One very well-connected New York lawyer questioned whether DP World and Linklaters should have seen the political storm brewing, especially given the fierce political opposition of Chinese oil and gas company CNOOC's failed bid for Unocal Corp last year.
"It didn't take rocket science to see this. To focus solely on the administration was ill-conceived," he said.
His comments point the finger directly at Linklaters partner Jeremy Parr and head of corporate David Cheyne, who have advised DP World on the deal from the start, with the assistance of Washington DC-based law and lobbying firm Alston & Bird, led by partner Thomas Crocker.
Freshfields Bruckhaus Deringer partner Mark Rawlinson has also borne the brunt of the political wrangling, having been lead adviser to London-based P&O. Although he at least was granted a reprieve when the port operator's sale for $6.8bn (£3.9bn) was completed and P&O's shares delisted on 9 March. His last hurdle was the dispatch of the consideration to shareholders last Thursday (16 March).
But that has not stopped Rawlinson from condemning the New York lawyer's comments as "ignorant", stating that Linklaters and DP World did "all they should have done to gain clearance" for the takeover.
In fact, DP World and Linklaters first approached the Committee for Foreign Investment in the US (CFIUS), the US federal body that reviews the national security issues raised by such transactions, back in October, before the company had even begun formal, public discussions with P&O. The CFIUS then approved the takeover on 17 January, four weeks before US lawmakers and the public first began questioning the security of the deal.
"Because DP World had done everything properly, they probably thought they were safe," Rawlinson said. "But from a PR standpoint, perhaps they didn't see that it would gather steam that quickly."

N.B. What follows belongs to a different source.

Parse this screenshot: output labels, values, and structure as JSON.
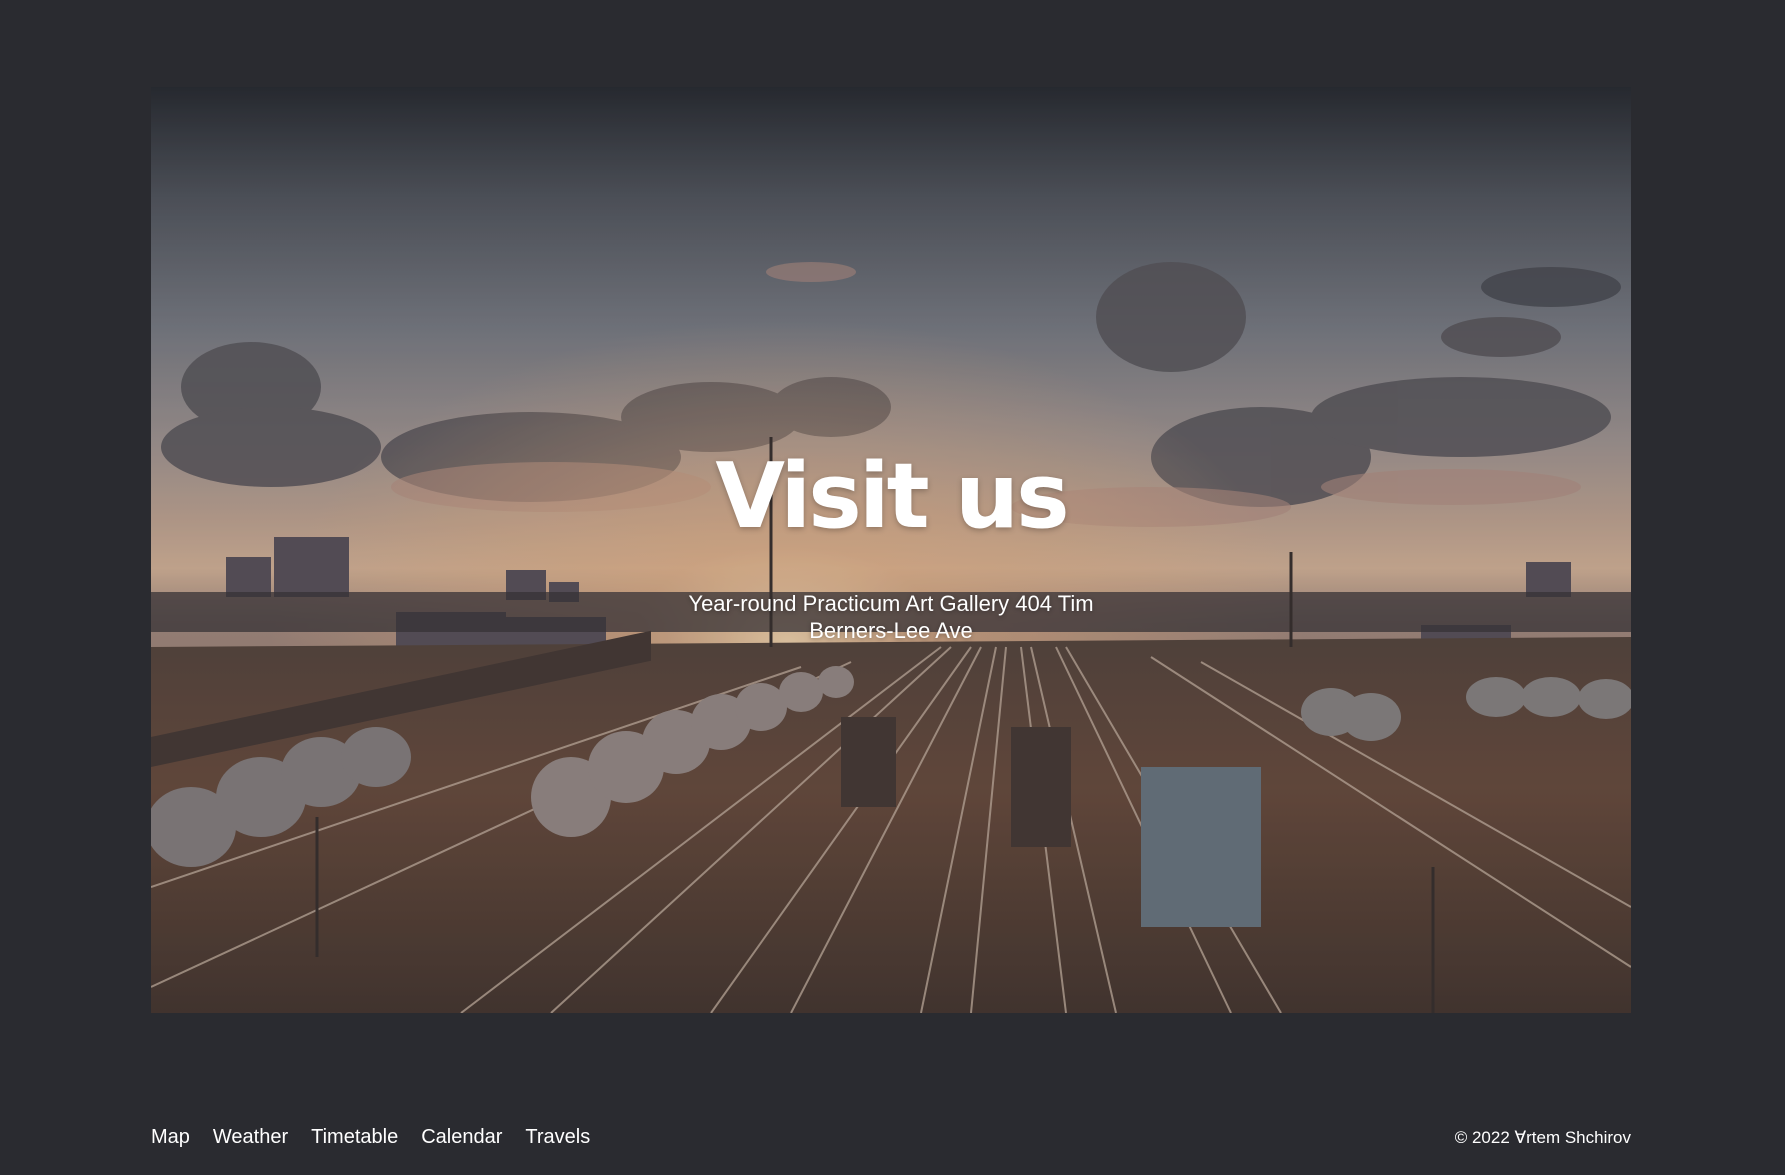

Linklaters' Parr ponders this predicament. He claims that nothing could have been done earlier to gain the support of the US public. This is because, under the Exxon-Florio statute, the process to gain clearance from the CFIUS is confidential and, had the company spoken publicly about the process, it would have broken the law.

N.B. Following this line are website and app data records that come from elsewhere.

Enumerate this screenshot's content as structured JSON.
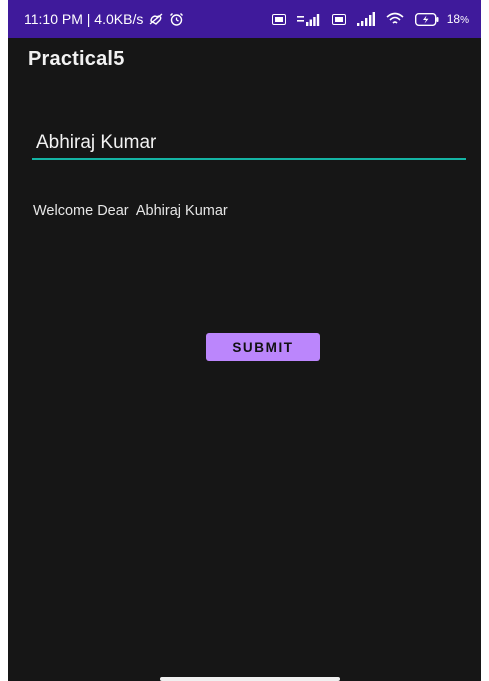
{
  "status_bar": {
    "time_text": "11:10 PM | 4.0KB/s",
    "battery_level": "18",
    "battery_suffix": "%",
    "icons": [
      "no-data-saver-icon",
      "alarm-icon",
      "volte-icon",
      "signal-4g-icon",
      "volte-icon",
      "signal-icon",
      "wifi-icon",
      "battery-icon"
    ]
  },
  "app_bar": {
    "title": "Practical5"
  },
  "form": {
    "name_value": "Abhiraj Kumar",
    "welcome_text": "Welcome Dear  Abhiraj Kumar",
    "submit_label": "SUBMIT"
  },
  "colors": {
    "status_bar": "#3f1a9b",
    "background": "#161616",
    "accent_underline": "#14b4a4",
    "button": "#bb86fc"
  }
}
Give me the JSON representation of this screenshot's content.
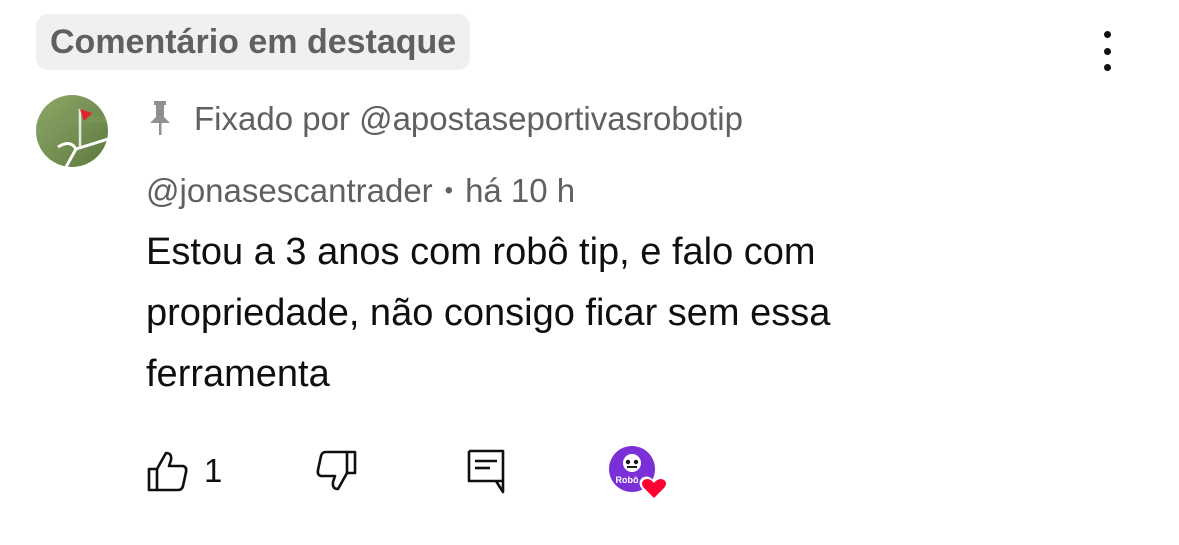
{
  "header": {
    "featured_label": "Comentário em destaque",
    "menu_icon": "more-vert-icon"
  },
  "comment": {
    "avatar_icon": "corner-flag-avatar",
    "pinned_icon": "pin-icon",
    "pinned_text": "Fixado por @apostaseportivasrobotip",
    "author": "@jonasescantrader",
    "separator": "•",
    "time": "há 10 h",
    "body": "Estou a 3 anos com robô tip, e falo com propriedade, não consigo ficar sem essa ferramenta"
  },
  "actions": {
    "like_icon": "thumbs-up-icon",
    "like_count": "1",
    "dislike_icon": "thumbs-down-icon",
    "reply_icon": "reply-comment-icon",
    "creator_heart": {
      "logo_text": "Robô",
      "heart_icon": "heart-icon",
      "heart_color": "#ff0033",
      "logo_color": "#7b2fd6"
    }
  }
}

This placed DP World in a difficult position as the US Congress was quick to stir up trouble for the deal once it realised the level of public support for its opposition. Mid-term elections are looming on the political calendar in November, after all.

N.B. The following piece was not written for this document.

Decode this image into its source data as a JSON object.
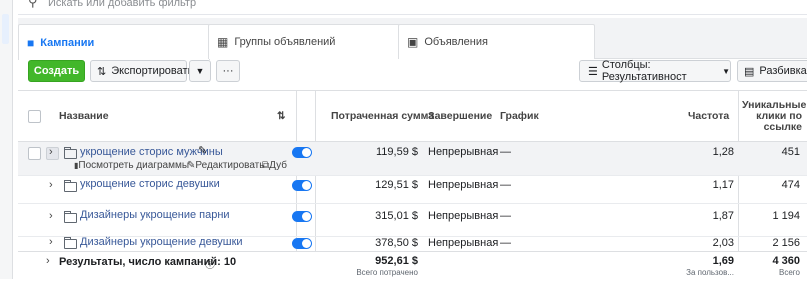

The first hint of trouble in the deal was, in fact, when one irate P&O shareholder piped up during a shareholder meeting on 13 February when the deal was approved, questioning whether, because DP World is based in Dubai, it has links to Al-Qaeda.
However, it was P&O's own bed-partner, Miami-based container terminal operator Eller & Co, which really sparked the political debate by launching legal action in Florida and London in an attempt to block the deal and flagging up its 'concerns' with US Senator Charles Schumer.
Schumer became one of the most vocal opponents of the takeover, at one stage questioning whether the US should be "outsourcing our own security". This is despite port security being managed by the US Coast Guard and US Customs, not the port operators.
Eller has a 50-50 joint venture agreement with P&O to operate the Miami Container Terminal, but has been in dispute with P&O over acquiring its shareholding in the joint venture.
As such, despite the UK Court of Appeal's rejection of Eller's petition to overturn the UK High Court's decision to approve the takeover, it still potentially has a lot to gain from DP World being forced to sell its US operations, including those in Miami.
But despite the now rather obvious commercial or political reasons behind the very public opposition to DP World's takeover of P&O, the outcome is still the same. DP World must sell its US operations, which are estimated to be worth $700m (£398.4m), and has called in the big guns for the sale, appointing New York heavyweight Sullivan & Cromwell as key adviser, assisted by Alston for US regulatory issues.
So it appears that the most crucial lesson to be learnt from the deal is that good PR might just be as invaluable as the right legal advice.